Dataset excerpts:
Start of Block

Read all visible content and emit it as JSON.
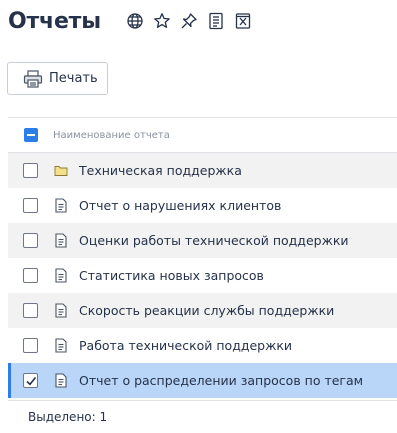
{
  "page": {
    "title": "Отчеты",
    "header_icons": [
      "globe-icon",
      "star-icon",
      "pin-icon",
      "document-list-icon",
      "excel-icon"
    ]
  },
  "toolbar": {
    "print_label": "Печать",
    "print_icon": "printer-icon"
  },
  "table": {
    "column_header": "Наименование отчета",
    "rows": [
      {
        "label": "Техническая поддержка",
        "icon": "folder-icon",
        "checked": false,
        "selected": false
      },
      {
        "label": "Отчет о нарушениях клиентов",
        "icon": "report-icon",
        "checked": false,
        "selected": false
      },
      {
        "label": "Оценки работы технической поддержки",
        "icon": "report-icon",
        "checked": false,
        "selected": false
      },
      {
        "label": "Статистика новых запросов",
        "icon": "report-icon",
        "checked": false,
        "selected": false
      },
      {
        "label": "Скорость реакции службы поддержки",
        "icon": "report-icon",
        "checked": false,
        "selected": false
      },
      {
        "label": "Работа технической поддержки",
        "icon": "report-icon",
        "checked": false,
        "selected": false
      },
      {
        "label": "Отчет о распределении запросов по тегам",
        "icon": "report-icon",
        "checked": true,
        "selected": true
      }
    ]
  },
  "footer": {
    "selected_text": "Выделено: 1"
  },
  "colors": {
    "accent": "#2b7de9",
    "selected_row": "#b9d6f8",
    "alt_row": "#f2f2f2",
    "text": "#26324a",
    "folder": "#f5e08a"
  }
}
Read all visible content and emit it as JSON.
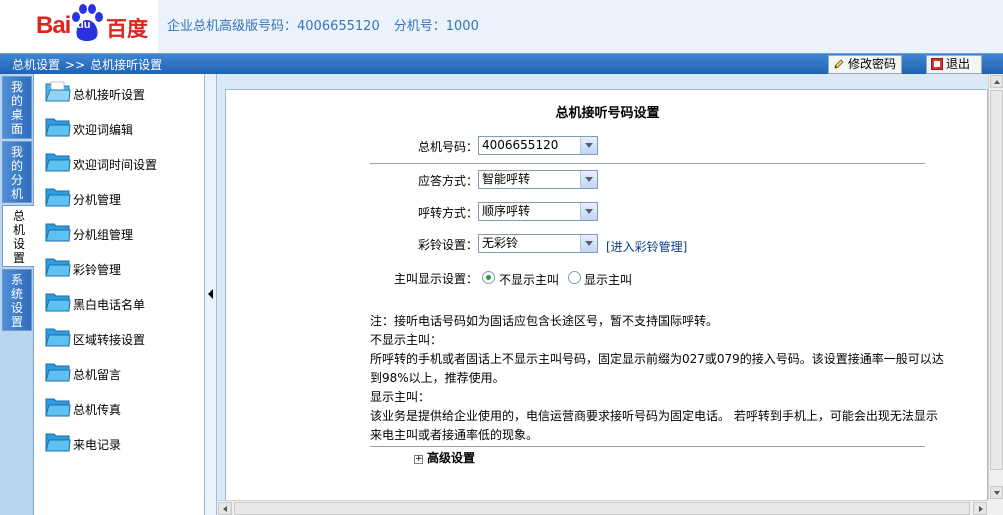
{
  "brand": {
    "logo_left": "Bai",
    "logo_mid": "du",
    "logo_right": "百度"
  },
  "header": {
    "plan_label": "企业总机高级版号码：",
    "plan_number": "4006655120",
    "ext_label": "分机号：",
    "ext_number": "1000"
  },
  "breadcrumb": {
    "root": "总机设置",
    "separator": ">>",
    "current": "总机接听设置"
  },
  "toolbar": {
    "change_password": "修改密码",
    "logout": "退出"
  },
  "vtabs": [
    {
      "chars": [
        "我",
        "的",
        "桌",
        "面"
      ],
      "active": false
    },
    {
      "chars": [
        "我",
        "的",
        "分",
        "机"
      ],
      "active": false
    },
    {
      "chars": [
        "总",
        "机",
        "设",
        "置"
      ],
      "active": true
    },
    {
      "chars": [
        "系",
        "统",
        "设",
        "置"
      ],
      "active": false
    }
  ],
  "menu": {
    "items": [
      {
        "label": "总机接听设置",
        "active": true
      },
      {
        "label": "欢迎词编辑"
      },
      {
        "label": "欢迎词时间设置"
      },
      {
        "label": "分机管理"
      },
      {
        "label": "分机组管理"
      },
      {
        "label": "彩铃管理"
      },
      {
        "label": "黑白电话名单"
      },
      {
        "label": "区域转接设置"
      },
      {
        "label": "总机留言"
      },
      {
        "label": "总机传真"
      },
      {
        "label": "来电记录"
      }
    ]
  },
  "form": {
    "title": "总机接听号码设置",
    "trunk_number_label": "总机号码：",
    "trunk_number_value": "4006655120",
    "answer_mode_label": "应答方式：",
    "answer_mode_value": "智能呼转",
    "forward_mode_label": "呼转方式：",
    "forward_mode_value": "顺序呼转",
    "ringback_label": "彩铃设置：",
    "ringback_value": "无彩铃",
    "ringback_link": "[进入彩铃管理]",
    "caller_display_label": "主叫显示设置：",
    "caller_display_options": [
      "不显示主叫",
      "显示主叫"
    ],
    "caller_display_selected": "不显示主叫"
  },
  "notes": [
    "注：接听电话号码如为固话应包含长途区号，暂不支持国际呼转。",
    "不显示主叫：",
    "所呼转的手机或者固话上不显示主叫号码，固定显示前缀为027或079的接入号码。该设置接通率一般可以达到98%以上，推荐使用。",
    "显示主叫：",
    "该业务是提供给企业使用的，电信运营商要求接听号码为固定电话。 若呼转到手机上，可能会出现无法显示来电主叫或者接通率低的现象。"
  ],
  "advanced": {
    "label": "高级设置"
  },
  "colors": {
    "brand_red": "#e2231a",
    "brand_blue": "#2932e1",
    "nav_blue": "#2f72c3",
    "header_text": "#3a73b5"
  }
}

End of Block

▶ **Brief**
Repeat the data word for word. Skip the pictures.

▶ **Response area**
Read all visible content and emit it as JSON.
{
  "page": {
    "title": "Отчеты",
    "header_icons": [
      "globe-icon",
      "star-icon",
      "pin-icon",
      "document-list-icon",
      "excel-icon"
    ]
  },
  "toolbar": {
    "print_label": "Печать",
    "print_icon": "printer-icon"
  },
  "table": {
    "column_header": "Наименование отчета",
    "rows": [
      {
        "label": "Техническая поддержка",
        "icon": "folder-icon",
        "checked": false,
        "selected": false
      },
      {
        "label": "Отчет о нарушениях клиентов",
        "icon": "report-icon",
        "checked": false,
        "selected": false
      },
      {
        "label": "Оценки работы технической поддержки",
        "icon": "report-icon",
        "checked": false,
        "selected": false
      },
      {
        "label": "Статистика новых запросов",
        "icon": "report-icon",
        "checked": false,
        "selected": false
      },
      {
        "label": "Скорость реакции службы поддержки",
        "icon": "report-icon",
        "checked": false,
        "selected": false
      },
      {
        "label": "Работа технической поддержки",
        "icon": "report-icon",
        "checked": false,
        "selected": false
      },
      {
        "label": "Отчет о распределении запросов по тегам",
        "icon": "report-icon",
        "checked": true,
        "selected": true
      }
    ]
  },
  "footer": {
    "selected_text": "Выделено: 1"
  },
  "colors": {
    "accent": "#2b7de9",
    "selected_row": "#b9d6f8",
    "alt_row": "#f2f2f2",
    "text": "#26324a",
    "folder": "#f5e08a"
  }
}
Read all visible content and emit it as JSON.
{
  "brand": {
    "logo_left": "Bai",
    "logo_mid": "du",
    "logo_right": "百度"
  },
  "header": {
    "plan_label": "企业总机高级版号码：",
    "plan_number": "4006655120",
    "ext_label": "分机号：",
    "ext_number": "1000"
  },
  "breadcrumb": {
    "root": "总机设置",
    "separator": ">>",
    "current": "总机接听设置"
  },
  "toolbar": {
    "change_password": "修改密码",
    "logout": "退出"
  },
  "vtabs": [
    {
      "chars": [
        "我",
        "的",
        "桌",
        "面"
      ],
      "active": false
    },
    {
      "chars": [
        "我",
        "的",
        "分",
        "机"
      ],
      "active": false
    },
    {
      "chars": [
        "总",
        "机",
        "设",
        "置"
      ],
      "active": true
    },
    {
      "chars": [
        "系",
        "统",
        "设",
        "置"
      ],
      "active": false
    }
  ],
  "menu": {
    "items": [
      {
        "label": "总机接听设置",
        "active": true
      },
      {
        "label": "欢迎词编辑"
      },
      {
        "label": "欢迎词时间设置"
      },
      {
        "label": "分机管理"
      },
      {
        "label": "分机组管理"
      },
      {
        "label": "彩铃管理"
      },
      {
        "label": "黑白电话名单"
      },
      {
        "label": "区域转接设置"
      },
      {
        "label": "总机留言"
      },
      {
        "label": "总机传真"
      },
      {
        "label": "来电记录"
      }
    ]
  },
  "form": {
    "title": "总机接听号码设置",
    "trunk_number_label": "总机号码：",
    "trunk_number_value": "4006655120",
    "answer_mode_label": "应答方式：",
    "answer_mode_value": "智能呼转",
    "forward_mode_label": "呼转方式：",
    "forward_mode_value": "顺序呼转",
    "ringback_label": "彩铃设置：",
    "ringback_value": "无彩铃",
    "ringback_link": "[进入彩铃管理]",
    "caller_display_label": "主叫显示设置：",
    "caller_display_options": [
      "不显示主叫",
      "显示主叫"
    ],
    "caller_display_selected": "不显示主叫"
  },
  "notes": [
    "注：接听电话号码如为固话应包含长途区号，暂不支持国际呼转。",
    "不显示主叫：",
    "所呼转的手机或者固话上不显示主叫号码，固定显示前缀为027或079的接入号码。该设置接通率一般可以达到98%以上，推荐使用。",
    "显示主叫：",
    "该业务是提供给企业使用的，电信运营商要求接听号码为固定电话。 若呼转到手机上，可能会出现无法显示来电主叫或者接通率低的现象。"
  ],
  "advanced": {
    "label": "高级设置"
  },
  "colors": {
    "brand_red": "#e2231a",
    "brand_blue": "#2932e1",
    "nav_blue": "#2f72c3",
    "header_text": "#3a73b5"
  }
}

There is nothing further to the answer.